→ TASK DIRECTIONS: Word for word, restate all the records; images are not part of the copy.

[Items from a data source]
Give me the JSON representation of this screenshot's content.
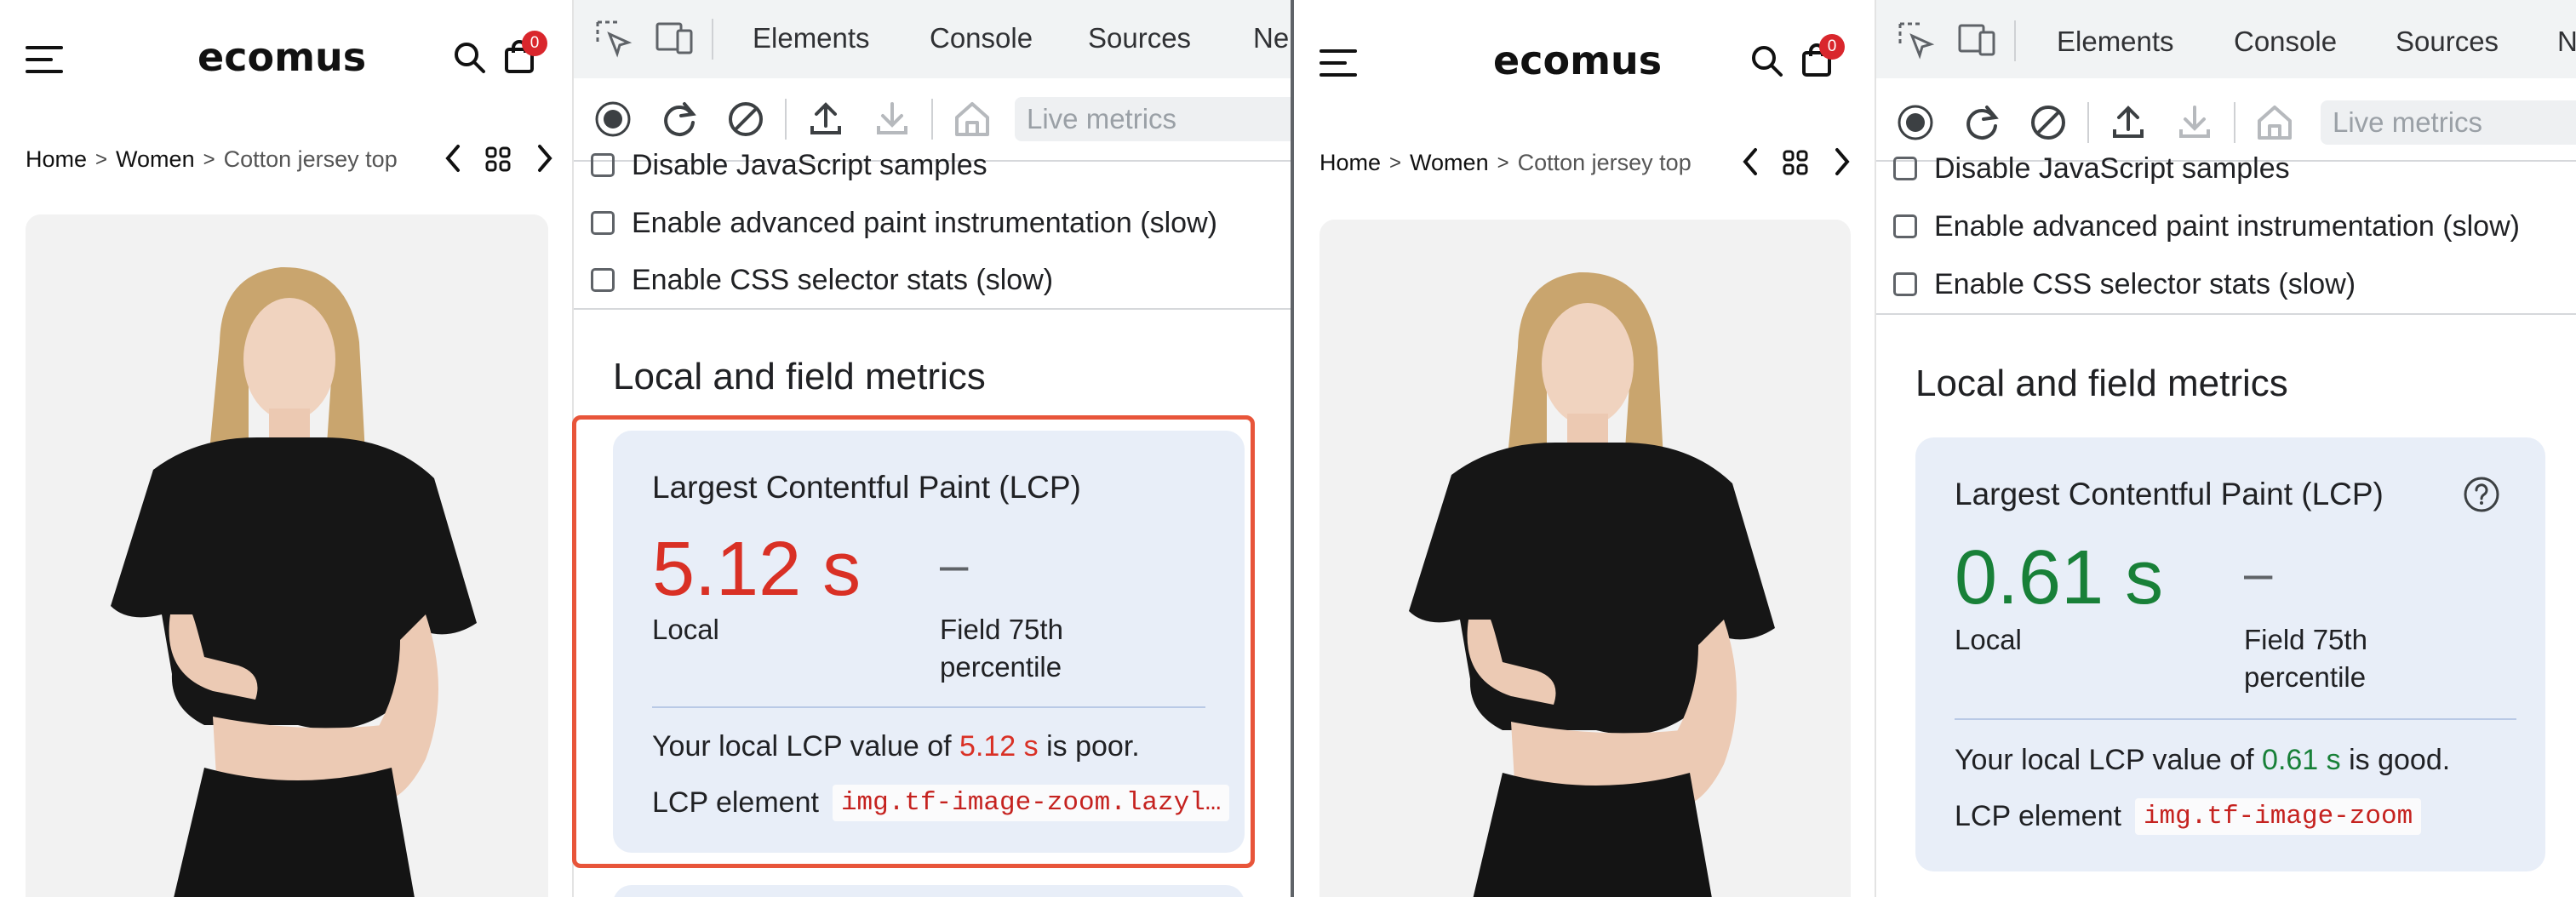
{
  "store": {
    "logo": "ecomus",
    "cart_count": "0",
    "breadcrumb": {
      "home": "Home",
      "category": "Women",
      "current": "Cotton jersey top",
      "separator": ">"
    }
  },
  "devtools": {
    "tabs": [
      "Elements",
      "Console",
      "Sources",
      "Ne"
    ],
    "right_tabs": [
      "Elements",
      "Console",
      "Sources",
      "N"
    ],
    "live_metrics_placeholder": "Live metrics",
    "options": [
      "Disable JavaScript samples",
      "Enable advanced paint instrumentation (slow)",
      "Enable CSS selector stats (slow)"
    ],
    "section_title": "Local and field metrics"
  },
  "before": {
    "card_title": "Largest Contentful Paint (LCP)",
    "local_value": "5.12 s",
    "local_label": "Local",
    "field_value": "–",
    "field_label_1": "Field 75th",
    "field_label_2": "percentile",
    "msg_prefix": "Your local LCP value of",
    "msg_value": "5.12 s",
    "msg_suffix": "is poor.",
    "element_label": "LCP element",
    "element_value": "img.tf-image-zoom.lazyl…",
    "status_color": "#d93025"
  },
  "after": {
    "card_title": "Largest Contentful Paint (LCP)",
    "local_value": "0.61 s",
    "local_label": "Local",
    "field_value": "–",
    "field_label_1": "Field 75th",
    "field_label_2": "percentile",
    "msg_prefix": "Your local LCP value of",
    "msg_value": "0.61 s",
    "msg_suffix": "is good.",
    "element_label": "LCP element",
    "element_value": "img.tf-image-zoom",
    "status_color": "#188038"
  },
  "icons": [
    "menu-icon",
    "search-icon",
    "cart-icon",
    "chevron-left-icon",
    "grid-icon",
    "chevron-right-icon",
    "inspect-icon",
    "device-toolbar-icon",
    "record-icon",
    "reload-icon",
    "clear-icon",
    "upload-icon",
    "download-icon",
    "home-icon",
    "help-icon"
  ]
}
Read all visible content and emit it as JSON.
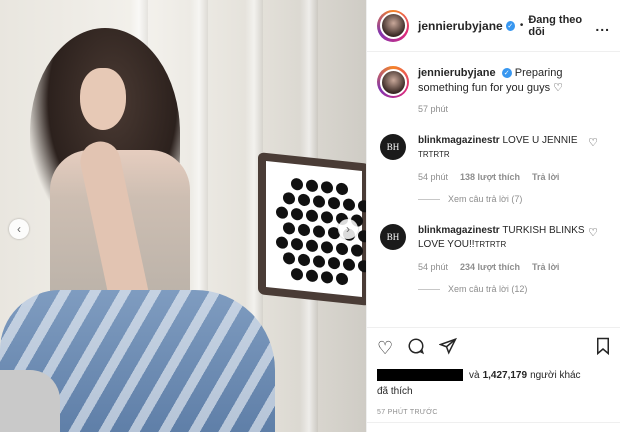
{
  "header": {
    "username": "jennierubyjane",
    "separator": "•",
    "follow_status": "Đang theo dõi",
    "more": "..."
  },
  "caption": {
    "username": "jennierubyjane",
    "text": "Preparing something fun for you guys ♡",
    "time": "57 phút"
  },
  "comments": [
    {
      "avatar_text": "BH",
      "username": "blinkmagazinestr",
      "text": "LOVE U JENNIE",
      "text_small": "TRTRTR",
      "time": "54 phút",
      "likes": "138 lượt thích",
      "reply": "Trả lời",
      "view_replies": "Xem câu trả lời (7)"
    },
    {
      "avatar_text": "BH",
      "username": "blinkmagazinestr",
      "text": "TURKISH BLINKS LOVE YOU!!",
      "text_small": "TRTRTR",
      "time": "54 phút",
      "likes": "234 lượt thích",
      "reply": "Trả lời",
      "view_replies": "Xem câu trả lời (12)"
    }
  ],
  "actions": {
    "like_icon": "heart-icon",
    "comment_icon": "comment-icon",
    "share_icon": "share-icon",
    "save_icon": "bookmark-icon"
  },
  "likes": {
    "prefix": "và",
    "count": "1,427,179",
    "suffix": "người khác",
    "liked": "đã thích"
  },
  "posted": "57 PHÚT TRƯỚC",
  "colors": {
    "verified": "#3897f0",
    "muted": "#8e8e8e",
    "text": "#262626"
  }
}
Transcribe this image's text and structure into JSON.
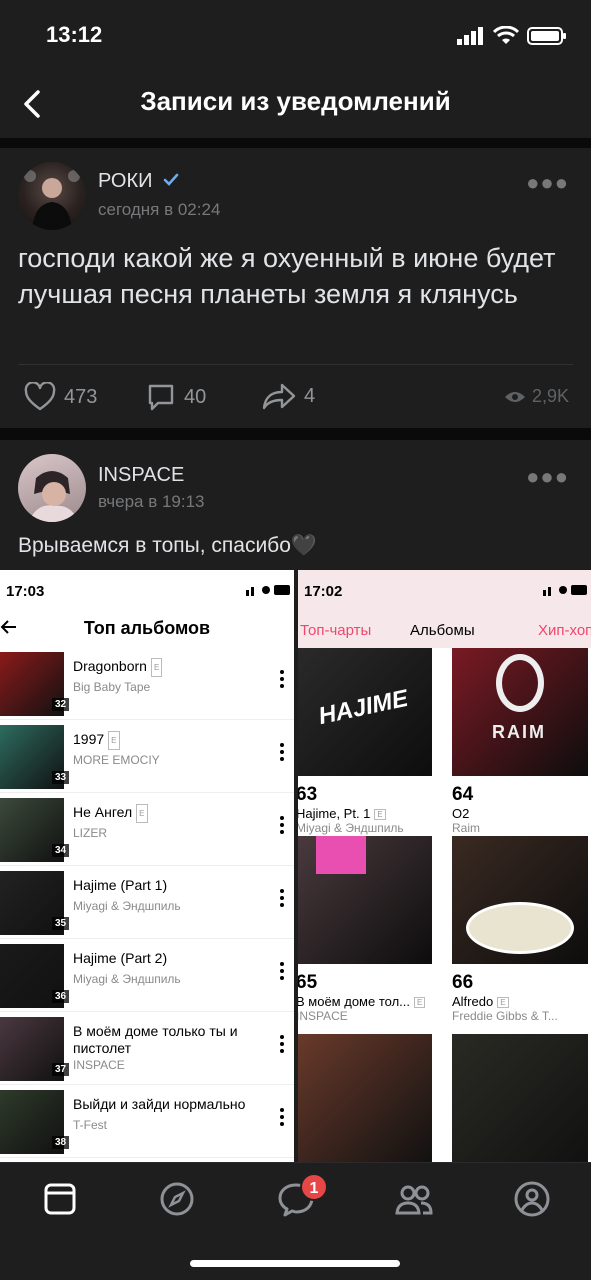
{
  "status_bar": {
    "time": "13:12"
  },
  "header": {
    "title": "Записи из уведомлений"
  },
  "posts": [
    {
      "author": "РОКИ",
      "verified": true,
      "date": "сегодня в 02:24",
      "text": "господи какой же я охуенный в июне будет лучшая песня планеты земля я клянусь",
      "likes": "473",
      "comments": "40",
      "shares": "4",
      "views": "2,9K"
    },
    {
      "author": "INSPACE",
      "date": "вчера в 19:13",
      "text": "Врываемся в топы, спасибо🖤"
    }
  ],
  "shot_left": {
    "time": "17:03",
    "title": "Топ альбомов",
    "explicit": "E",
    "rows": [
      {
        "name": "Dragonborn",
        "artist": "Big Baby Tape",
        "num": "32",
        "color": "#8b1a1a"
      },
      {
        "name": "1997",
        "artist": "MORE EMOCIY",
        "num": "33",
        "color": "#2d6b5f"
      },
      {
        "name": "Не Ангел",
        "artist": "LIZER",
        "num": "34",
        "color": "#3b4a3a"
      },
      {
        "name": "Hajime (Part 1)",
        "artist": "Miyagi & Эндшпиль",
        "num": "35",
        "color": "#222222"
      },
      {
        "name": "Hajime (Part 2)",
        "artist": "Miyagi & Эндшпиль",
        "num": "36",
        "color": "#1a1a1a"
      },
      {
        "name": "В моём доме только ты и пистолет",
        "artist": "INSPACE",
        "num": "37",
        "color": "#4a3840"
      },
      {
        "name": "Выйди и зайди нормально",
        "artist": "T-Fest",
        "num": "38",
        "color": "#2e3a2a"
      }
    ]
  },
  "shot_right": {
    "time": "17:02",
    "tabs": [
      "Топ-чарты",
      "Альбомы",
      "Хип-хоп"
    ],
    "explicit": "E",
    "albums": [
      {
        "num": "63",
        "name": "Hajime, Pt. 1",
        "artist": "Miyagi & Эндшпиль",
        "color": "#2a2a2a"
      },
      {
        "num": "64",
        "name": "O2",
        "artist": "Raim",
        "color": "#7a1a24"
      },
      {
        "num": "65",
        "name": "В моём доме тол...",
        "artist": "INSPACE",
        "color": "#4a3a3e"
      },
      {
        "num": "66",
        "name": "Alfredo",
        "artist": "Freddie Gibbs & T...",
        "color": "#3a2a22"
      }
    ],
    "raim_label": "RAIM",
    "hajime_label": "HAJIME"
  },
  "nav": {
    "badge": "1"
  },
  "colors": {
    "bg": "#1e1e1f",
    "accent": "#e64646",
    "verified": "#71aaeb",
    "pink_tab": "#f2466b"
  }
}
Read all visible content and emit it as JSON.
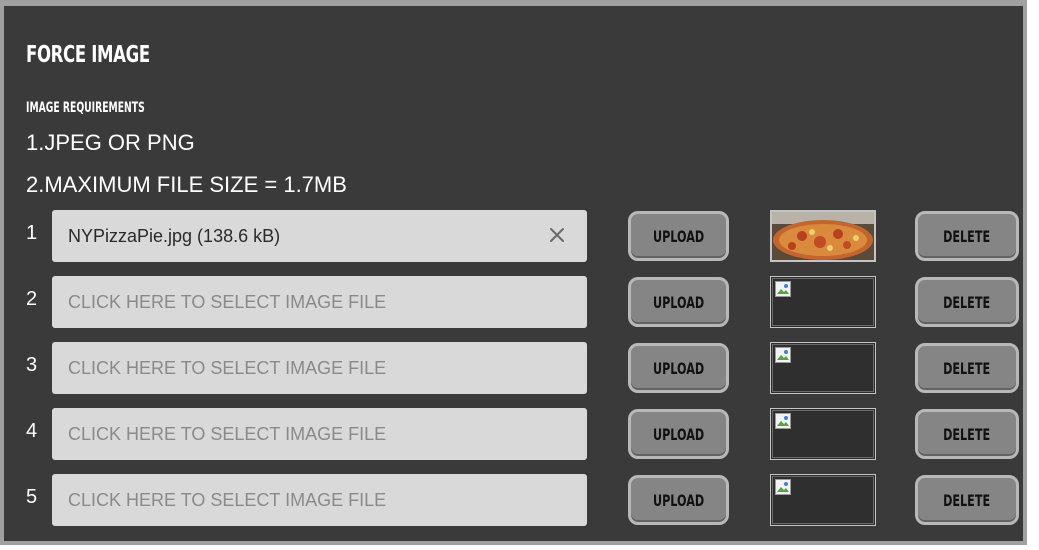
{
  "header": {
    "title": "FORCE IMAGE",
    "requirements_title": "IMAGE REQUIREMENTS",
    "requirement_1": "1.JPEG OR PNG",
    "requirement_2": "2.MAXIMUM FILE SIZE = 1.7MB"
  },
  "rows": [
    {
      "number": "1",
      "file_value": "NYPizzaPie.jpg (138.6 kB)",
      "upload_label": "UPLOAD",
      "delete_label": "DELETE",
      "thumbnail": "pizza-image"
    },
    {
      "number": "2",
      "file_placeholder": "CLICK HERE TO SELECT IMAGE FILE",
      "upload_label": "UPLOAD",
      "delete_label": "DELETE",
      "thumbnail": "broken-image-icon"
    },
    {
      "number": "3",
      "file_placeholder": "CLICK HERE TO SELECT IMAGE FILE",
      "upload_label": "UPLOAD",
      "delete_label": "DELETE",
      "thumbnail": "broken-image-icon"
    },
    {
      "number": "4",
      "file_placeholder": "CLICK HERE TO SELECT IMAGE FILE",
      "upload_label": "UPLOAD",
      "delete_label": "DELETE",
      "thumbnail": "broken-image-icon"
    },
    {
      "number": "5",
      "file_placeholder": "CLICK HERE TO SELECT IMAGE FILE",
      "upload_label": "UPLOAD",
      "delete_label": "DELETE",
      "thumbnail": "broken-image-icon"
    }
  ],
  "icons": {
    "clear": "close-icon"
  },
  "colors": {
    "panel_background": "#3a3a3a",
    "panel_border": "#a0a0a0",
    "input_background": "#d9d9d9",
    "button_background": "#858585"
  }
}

→ RESPONSE:
Give me the JSON representation of this screenshot's content.
{
  "store": {
    "logo": "ecomus",
    "cart_count": "0",
    "breadcrumb": {
      "home": "Home",
      "category": "Women",
      "current": "Cotton jersey top",
      "separator": ">"
    }
  },
  "devtools": {
    "tabs": [
      "Elements",
      "Console",
      "Sources",
      "Ne"
    ],
    "right_tabs": [
      "Elements",
      "Console",
      "Sources",
      "N"
    ],
    "live_metrics_placeholder": "Live metrics",
    "options": [
      "Disable JavaScript samples",
      "Enable advanced paint instrumentation (slow)",
      "Enable CSS selector stats (slow)"
    ],
    "section_title": "Local and field metrics"
  },
  "before": {
    "card_title": "Largest Contentful Paint (LCP)",
    "local_value": "5.12 s",
    "local_label": "Local",
    "field_value": "–",
    "field_label_1": "Field 75th",
    "field_label_2": "percentile",
    "msg_prefix": "Your local LCP value of",
    "msg_value": "5.12 s",
    "msg_suffix": "is poor.",
    "element_label": "LCP element",
    "element_value": "img.tf-image-zoom.lazyl…",
    "status_color": "#d93025"
  },
  "after": {
    "card_title": "Largest Contentful Paint (LCP)",
    "local_value": "0.61 s",
    "local_label": "Local",
    "field_value": "–",
    "field_label_1": "Field 75th",
    "field_label_2": "percentile",
    "msg_prefix": "Your local LCP value of",
    "msg_value": "0.61 s",
    "msg_suffix": "is good.",
    "element_label": "LCP element",
    "element_value": "img.tf-image-zoom",
    "status_color": "#188038"
  },
  "icons": [
    "menu-icon",
    "search-icon",
    "cart-icon",
    "chevron-left-icon",
    "grid-icon",
    "chevron-right-icon",
    "inspect-icon",
    "device-toolbar-icon",
    "record-icon",
    "reload-icon",
    "clear-icon",
    "upload-icon",
    "download-icon",
    "home-icon",
    "help-icon"
  ]
}
Read all visible content and emit it as JSON.
{
  "header": {
    "username": "jennierubyjane",
    "separator": "•",
    "follow_status": "Đang theo dõi",
    "more": "..."
  },
  "caption": {
    "username": "jennierubyjane",
    "text": "Preparing something fun for you guys ♡",
    "time": "57 phút"
  },
  "comments": [
    {
      "avatar_text": "BH",
      "username": "blinkmagazinestr",
      "text": "LOVE U JENNIE",
      "text_small": "TRTRTR",
      "time": "54 phút",
      "likes": "138 lượt thích",
      "reply": "Trả lời",
      "view_replies": "Xem câu trả lời (7)"
    },
    {
      "avatar_text": "BH",
      "username": "blinkmagazinestr",
      "text": "TURKISH BLINKS LOVE YOU!!",
      "text_small": "TRTRTR",
      "time": "54 phút",
      "likes": "234 lượt thích",
      "reply": "Trả lời",
      "view_replies": "Xem câu trả lời (12)"
    }
  ],
  "actions": {
    "like_icon": "heart-icon",
    "comment_icon": "comment-icon",
    "share_icon": "share-icon",
    "save_icon": "bookmark-icon"
  },
  "likes": {
    "prefix": "và",
    "count": "1,427,179",
    "suffix": "người khác",
    "liked": "đã thích"
  },
  "posted": "57 PHÚT TRƯỚC",
  "colors": {
    "verified": "#3897f0",
    "muted": "#8e8e8e",
    "text": "#262626"
  }
}
Transcribe this image's text and structure into JSON.
{
  "status_bar": {
    "time": "13:12"
  },
  "header": {
    "title": "Записи из уведомлений"
  },
  "posts": [
    {
      "author": "РОКИ",
      "verified": true,
      "date": "сегодня в 02:24",
      "text": "господи какой же я охуенный в июне будет лучшая песня планеты земля я клянусь",
      "likes": "473",
      "comments": "40",
      "shares": "4",
      "views": "2,9K"
    },
    {
      "author": "INSPACE",
      "date": "вчера в 19:13",
      "text": "Врываемся в топы, спасибо🖤"
    }
  ],
  "shot_left": {
    "time": "17:03",
    "title": "Топ альбомов",
    "explicit": "E",
    "rows": [
      {
        "name": "Dragonborn",
        "artist": "Big Baby Tape",
        "num": "32",
        "color": "#8b1a1a"
      },
      {
        "name": "1997",
        "artist": "MORE EMOCIY",
        "num": "33",
        "color": "#2d6b5f"
      },
      {
        "name": "Не Ангел",
        "artist": "LIZER",
        "num": "34",
        "color": "#3b4a3a"
      },
      {
        "name": "Hajime (Part 1)",
        "artist": "Miyagi & Эндшпиль",
        "num": "35",
        "color": "#222222"
      },
      {
        "name": "Hajime (Part 2)",
        "artist": "Miyagi & Эндшпиль",
        "num": "36",
        "color": "#1a1a1a"
      },
      {
        "name": "В моём доме только ты и пистолет",
        "artist": "INSPACE",
        "num": "37",
        "color": "#4a3840"
      },
      {
        "name": "Выйди и зайди нормально",
        "artist": "T-Fest",
        "num": "38",
        "color": "#2e3a2a"
      }
    ]
  },
  "shot_right": {
    "time": "17:02",
    "tabs": [
      "Топ-чарты",
      "Альбомы",
      "Хип-хоп"
    ],
    "explicit": "E",
    "albums": [
      {
        "num": "63",
        "name": "Hajime, Pt. 1",
        "artist": "Miyagi & Эндшпиль",
        "color": "#2a2a2a"
      },
      {
        "num": "64",
        "name": "O2",
        "artist": "Raim",
        "color": "#7a1a24"
      },
      {
        "num": "65",
        "name": "В моём доме тол...",
        "artist": "INSPACE",
        "color": "#4a3a3e"
      },
      {
        "num": "66",
        "name": "Alfredo",
        "artist": "Freddie Gibbs & T...",
        "color": "#3a2a22"
      }
    ],
    "raim_label": "RAIM",
    "hajime_label": "HAJIME"
  },
  "nav": {
    "badge": "1"
  },
  "colors": {
    "bg": "#1e1e1f",
    "accent": "#e64646",
    "verified": "#71aaeb",
    "pink_tab": "#f2466b"
  }
}
Read all visible content and emit it as JSON.
{
  "header": {
    "title": "FORCE IMAGE",
    "requirements_title": "IMAGE REQUIREMENTS",
    "requirement_1": "1.JPEG OR PNG",
    "requirement_2": "2.MAXIMUM FILE SIZE = 1.7MB"
  },
  "rows": [
    {
      "number": "1",
      "file_value": "NYPizzaPie.jpg (138.6 kB)",
      "upload_label": "UPLOAD",
      "delete_label": "DELETE",
      "thumbnail": "pizza-image"
    },
    {
      "number": "2",
      "file_placeholder": "CLICK HERE TO SELECT IMAGE FILE",
      "upload_label": "UPLOAD",
      "delete_label": "DELETE",
      "thumbnail": "broken-image-icon"
    },
    {
      "number": "3",
      "file_placeholder": "CLICK HERE TO SELECT IMAGE FILE",
      "upload_label": "UPLOAD",
      "delete_label": "DELETE",
      "thumbnail": "broken-image-icon"
    },
    {
      "number": "4",
      "file_placeholder": "CLICK HERE TO SELECT IMAGE FILE",
      "upload_label": "UPLOAD",
      "delete_label": "DELETE",
      "thumbnail": "broken-image-icon"
    },
    {
      "number": "5",
      "file_placeholder": "CLICK HERE TO SELECT IMAGE FILE",
      "upload_label": "UPLOAD",
      "delete_label": "DELETE",
      "thumbnail": "broken-image-icon"
    }
  ],
  "icons": {
    "clear": "close-icon"
  },
  "colors": {
    "panel_background": "#3a3a3a",
    "panel_border": "#a0a0a0",
    "input_background": "#d9d9d9",
    "button_background": "#858585"
  }
}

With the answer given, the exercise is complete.